fire to the rushes, which surrounded the poor man's house.
As it was summer, and the weather in that country is extremely hot, the fire soon spread over the whole marsh : and not only consumed all the rushes, but soon extended to the cottage itself, and the poor man ran out almost naked to save his life. You may judge of his grief, when he found himself thus deprived of the means of subsistence by the wickedness of his rich neighbor.
Having never justly offended him, and being unable to punish him for his injustice, he set out and walked to the chief magistrate of that country, to whom with many tears he told his pitiful case. The magistrate, who was a good and just man, immediately ordered the rich man to be brought before him; and finding that the rich man could not deny the truth of the accusation, he thus addressed the poor man:
“ As this proud and wicked neighbor of yours, has been puffed up by the opinion of his own importance, and has maliciously attempted to oppress you
your poverty, I shall proceed to teach him of how little value he is to anybody, and how vile and contempti
ble a creature he really is. But for this purpose, it is necessary that you agree to the plan I have formed, and go along with him, to the place I intend to send
The poor man said, that having lost his all, through the cruel conduct of his wicked neighbor, and having no means of obtaining a livelihood left, I am therefore ready to go wherever you may please to send me; and though I would not treat this man as he has treated me, yet should I rejoice at any measures calculated to teach him more justice and humanity, and to prevent him from injuring the poor a second time.
The magistrate then ordered them both to be put on board a ship, and carried to a distant country, which was inhabited by a rude and savage kind of men, who lived in huts, were strangers to riches, and obtained their living by fishing. As soon as they were set on shore, the sailors left them, as they had been ordered, and the inhabitants of the country came round them in great numbers.

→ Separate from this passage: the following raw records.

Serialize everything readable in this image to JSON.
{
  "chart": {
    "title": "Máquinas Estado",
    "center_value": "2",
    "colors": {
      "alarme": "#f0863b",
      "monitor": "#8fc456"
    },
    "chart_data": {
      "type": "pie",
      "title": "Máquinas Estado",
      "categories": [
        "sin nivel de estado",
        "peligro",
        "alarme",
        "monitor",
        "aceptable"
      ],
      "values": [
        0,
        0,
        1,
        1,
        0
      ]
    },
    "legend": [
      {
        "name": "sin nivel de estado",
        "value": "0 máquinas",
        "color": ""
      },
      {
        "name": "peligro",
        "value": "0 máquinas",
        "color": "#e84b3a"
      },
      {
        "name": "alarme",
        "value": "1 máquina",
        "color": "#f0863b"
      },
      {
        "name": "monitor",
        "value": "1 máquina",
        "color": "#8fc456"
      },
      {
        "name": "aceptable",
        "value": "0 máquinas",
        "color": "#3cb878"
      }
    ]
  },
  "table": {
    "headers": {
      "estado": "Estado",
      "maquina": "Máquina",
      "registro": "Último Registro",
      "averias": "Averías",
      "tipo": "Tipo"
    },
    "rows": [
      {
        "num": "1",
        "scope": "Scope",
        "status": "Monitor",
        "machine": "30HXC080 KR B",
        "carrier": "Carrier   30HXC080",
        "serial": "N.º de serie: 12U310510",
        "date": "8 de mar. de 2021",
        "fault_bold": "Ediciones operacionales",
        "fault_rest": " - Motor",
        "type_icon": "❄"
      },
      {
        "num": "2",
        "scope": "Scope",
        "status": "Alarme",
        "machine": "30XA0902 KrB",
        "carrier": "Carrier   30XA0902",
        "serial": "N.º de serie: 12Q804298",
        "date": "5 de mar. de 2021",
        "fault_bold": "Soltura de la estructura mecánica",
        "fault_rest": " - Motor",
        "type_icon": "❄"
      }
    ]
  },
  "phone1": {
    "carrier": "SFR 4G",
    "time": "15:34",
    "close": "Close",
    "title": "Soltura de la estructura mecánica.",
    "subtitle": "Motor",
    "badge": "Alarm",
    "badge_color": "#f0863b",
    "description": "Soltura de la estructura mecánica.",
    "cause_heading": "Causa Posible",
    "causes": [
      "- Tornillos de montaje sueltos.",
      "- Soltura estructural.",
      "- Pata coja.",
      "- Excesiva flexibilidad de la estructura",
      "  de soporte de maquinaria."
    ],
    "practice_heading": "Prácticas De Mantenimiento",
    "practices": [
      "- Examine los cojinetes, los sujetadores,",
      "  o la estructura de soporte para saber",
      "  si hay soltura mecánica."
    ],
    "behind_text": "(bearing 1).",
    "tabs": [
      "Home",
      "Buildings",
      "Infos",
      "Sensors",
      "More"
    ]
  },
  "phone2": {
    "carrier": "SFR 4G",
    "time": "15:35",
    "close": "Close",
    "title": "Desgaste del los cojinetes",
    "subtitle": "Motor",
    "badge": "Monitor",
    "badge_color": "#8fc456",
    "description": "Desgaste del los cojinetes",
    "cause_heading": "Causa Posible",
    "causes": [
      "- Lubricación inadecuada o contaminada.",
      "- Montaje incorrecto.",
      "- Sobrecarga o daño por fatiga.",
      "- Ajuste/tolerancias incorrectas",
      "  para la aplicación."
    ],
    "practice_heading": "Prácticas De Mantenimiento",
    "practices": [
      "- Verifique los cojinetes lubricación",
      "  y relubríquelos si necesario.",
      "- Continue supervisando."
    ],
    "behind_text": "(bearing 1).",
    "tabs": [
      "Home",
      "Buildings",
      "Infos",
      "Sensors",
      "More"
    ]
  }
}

The rich man, seeing himself thus exposed, without assistance or defence, in the midst of a barbarous people, began to wring his hands in the most abject